           I also am required to complete three residencies, take a comprehensive exam, and then finish with a dissertation.  I am looking forward to the residencies.  I love traveling and networking.  I am a little anxious about the comprehensive exam.  I have heard horror stories about folks flunking it and then unsuccessfully completing a retake.

I am not apprehensive about the dissertation.  In fact, I am looking forward to researching areas that interest me.  Having my contributions published is another added bonus. 

To complete the requirements, I have decided to take two classes in the summer quarters and only one in the fall, winter, and spring.  Although that was not the original plan, I have realized how difficult it would be to set aside 30 hours per week for studying while teaching.  I will complete the program in a little over four years (2017). 

Research Questions and Methods in Educational Psychology

For this portion of the discussion, I was asked to look at my specialization broadly.  However, as an instructor, I use a blended learning model with a transfer of learning component.  Therefore, I wanted to know more about the current research, designs, and implementation.  One of many articles I found include one written by Botam, Van Rensburg, Coetzee, and Heyns (2015) and they focused their research on a transfer of learning and health care.  Using Bloom’s taxonomy, I went beyond the realm of health care and evaluated how the transfer of learning could be applied across disciplines.  I came up with several ideas, but because I am still looking at the research, I do not want to present claims without evidence.

Conclusion

The road ahead will be challenging, but knowing what is expected of me in the Educational Psychology program at Capella serves as a road map.  Most of all, understanding current research and methodology will allow me to work toward my dissertation and give credibility to my teaching methods.

References

Academic plan.  (2017, April 20).  Retrieved from https://campus.capella.edu/web/dcp/home.

Botma, Y., Van Rensburg, G., Coetzee, I., & Heyns, T. (2015).  A conceptual framework for

          educational design at modular level to promote transfer of learning.  Innovation in Education and Teaching International,

          52(5), 499-509.  doi:  10.1080/14703297.2013.866051

Scholarly Features: Instead of Fading Away

I have decided to post some of my Ph.D. discussion boards and essays. Instead of simply fading away for the next four years, I would rather share some of my scholarly writing. It may be dry for your taste, but perhaps it won’t be. You may be interested in aspects of a Ph.D. program as well as various topics regarding educational psychology.

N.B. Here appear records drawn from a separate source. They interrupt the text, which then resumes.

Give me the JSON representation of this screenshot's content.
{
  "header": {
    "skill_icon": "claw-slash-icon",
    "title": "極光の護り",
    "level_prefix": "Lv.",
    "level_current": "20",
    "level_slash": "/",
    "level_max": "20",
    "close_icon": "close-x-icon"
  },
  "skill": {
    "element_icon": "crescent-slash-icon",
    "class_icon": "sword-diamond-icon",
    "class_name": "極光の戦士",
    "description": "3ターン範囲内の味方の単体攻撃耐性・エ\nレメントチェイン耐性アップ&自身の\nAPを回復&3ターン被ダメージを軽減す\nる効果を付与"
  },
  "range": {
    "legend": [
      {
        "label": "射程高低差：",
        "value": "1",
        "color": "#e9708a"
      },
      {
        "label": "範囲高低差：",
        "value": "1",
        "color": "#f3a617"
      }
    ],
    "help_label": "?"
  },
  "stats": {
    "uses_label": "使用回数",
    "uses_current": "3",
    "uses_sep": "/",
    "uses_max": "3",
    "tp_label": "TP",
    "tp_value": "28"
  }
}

I am scheduling the posts for Tuesday. They will take the place of the “Teaser Tuesday” slot. So, get ready to get your geek on 🙂  Keep in mind they will be written under my given name, not my pen name.  That will help me avoid plagiarism issues.